"""

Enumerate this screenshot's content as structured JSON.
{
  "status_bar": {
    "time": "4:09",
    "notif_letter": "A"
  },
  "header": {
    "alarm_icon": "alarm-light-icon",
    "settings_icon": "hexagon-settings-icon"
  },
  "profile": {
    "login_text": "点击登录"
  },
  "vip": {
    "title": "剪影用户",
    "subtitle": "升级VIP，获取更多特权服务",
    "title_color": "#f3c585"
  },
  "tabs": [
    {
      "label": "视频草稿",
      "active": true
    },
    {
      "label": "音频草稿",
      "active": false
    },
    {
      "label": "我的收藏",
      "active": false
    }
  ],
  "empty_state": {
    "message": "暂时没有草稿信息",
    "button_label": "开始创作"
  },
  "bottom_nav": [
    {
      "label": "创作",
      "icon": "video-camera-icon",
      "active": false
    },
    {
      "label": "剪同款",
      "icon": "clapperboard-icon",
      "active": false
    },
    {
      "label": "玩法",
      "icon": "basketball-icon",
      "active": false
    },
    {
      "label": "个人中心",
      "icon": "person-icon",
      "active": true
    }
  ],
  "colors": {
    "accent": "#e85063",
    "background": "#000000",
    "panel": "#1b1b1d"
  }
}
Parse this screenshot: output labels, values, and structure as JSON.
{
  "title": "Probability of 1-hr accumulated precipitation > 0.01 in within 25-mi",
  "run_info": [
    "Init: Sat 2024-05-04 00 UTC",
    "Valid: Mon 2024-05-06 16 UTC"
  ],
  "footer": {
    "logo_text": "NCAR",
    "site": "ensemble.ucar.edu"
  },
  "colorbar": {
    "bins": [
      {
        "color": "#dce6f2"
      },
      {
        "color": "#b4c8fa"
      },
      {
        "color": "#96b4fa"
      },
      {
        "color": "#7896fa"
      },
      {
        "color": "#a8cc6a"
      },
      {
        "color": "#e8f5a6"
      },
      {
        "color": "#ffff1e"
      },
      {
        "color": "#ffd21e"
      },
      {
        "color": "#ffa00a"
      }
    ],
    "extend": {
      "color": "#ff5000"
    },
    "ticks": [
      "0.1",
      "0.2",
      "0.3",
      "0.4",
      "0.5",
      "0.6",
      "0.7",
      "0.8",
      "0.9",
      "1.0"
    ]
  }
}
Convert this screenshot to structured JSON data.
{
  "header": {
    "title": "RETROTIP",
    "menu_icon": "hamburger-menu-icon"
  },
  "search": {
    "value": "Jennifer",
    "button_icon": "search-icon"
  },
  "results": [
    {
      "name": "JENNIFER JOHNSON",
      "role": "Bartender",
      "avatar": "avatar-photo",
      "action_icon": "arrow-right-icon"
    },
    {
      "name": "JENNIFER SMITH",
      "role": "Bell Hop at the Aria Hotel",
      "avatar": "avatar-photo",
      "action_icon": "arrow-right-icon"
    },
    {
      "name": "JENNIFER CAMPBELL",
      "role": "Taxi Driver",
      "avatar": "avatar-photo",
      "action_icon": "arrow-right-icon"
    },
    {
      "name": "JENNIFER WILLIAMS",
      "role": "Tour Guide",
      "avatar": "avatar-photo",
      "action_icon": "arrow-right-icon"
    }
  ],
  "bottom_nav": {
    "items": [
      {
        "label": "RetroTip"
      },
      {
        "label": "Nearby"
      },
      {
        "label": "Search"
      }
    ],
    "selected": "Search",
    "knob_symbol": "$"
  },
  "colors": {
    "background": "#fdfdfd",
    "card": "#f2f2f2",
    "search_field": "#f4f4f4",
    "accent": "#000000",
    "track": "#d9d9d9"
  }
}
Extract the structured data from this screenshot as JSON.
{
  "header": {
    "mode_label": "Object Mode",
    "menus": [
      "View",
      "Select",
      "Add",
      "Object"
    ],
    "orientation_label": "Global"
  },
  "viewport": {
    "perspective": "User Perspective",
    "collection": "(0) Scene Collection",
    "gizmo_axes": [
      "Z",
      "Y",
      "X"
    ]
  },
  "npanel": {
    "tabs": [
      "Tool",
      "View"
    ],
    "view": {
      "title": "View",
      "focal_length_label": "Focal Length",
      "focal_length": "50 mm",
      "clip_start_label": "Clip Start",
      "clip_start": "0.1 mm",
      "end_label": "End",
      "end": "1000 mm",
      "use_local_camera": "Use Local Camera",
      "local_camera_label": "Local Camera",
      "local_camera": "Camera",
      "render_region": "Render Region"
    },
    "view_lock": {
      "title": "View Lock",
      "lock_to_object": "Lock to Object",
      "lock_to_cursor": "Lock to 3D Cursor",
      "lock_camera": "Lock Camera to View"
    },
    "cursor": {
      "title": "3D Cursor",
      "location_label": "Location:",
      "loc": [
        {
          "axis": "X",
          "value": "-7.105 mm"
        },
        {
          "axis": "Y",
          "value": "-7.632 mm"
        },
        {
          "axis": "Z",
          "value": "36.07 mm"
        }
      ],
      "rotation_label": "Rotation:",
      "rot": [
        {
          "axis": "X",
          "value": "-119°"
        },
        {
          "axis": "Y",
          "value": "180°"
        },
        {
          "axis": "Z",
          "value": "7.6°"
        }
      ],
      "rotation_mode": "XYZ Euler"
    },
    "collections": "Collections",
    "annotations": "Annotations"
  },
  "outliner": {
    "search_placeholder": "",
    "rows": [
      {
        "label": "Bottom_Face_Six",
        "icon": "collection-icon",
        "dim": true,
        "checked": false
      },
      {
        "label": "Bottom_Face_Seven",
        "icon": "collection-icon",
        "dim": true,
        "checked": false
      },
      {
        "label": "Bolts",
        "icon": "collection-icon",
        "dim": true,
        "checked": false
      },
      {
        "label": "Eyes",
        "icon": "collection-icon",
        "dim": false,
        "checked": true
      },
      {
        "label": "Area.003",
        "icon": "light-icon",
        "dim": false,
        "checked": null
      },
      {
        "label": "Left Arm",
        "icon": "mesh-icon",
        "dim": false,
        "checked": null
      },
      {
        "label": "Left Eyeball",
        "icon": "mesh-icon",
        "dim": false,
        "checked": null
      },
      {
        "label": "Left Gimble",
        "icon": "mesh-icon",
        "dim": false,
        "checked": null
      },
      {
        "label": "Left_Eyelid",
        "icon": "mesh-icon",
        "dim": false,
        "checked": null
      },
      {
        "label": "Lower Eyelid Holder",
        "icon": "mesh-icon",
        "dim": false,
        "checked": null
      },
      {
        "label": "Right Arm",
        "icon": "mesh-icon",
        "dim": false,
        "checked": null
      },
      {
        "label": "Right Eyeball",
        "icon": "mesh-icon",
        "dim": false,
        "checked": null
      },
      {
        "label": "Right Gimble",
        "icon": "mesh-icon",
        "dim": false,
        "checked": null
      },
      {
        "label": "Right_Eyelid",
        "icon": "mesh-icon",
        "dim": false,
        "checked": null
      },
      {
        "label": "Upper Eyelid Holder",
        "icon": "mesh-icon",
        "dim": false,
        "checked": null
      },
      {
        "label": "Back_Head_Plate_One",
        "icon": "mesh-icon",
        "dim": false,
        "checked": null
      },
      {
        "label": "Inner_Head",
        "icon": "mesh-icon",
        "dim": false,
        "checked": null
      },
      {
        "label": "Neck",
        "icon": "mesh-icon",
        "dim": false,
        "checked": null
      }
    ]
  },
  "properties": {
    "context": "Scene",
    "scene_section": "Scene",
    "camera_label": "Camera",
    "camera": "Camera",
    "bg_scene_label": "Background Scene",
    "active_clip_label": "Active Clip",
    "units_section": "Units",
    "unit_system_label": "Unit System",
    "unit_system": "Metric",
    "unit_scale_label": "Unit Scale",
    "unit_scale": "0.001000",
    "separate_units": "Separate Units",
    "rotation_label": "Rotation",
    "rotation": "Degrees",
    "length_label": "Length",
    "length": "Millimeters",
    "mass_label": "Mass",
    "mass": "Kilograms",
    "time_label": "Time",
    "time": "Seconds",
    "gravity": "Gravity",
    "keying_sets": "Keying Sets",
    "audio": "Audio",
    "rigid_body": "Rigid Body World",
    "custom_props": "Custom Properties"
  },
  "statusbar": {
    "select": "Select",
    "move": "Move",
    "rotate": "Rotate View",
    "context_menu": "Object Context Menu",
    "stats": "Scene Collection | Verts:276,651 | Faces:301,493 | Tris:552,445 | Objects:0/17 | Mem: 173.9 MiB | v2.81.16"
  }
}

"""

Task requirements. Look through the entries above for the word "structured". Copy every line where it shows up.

Output of the exercise.
Enumerate this screenshot's content as structured JSON.
Convert this screenshot to structured JSON data.
Extract the structured data from this screenshot as JSON.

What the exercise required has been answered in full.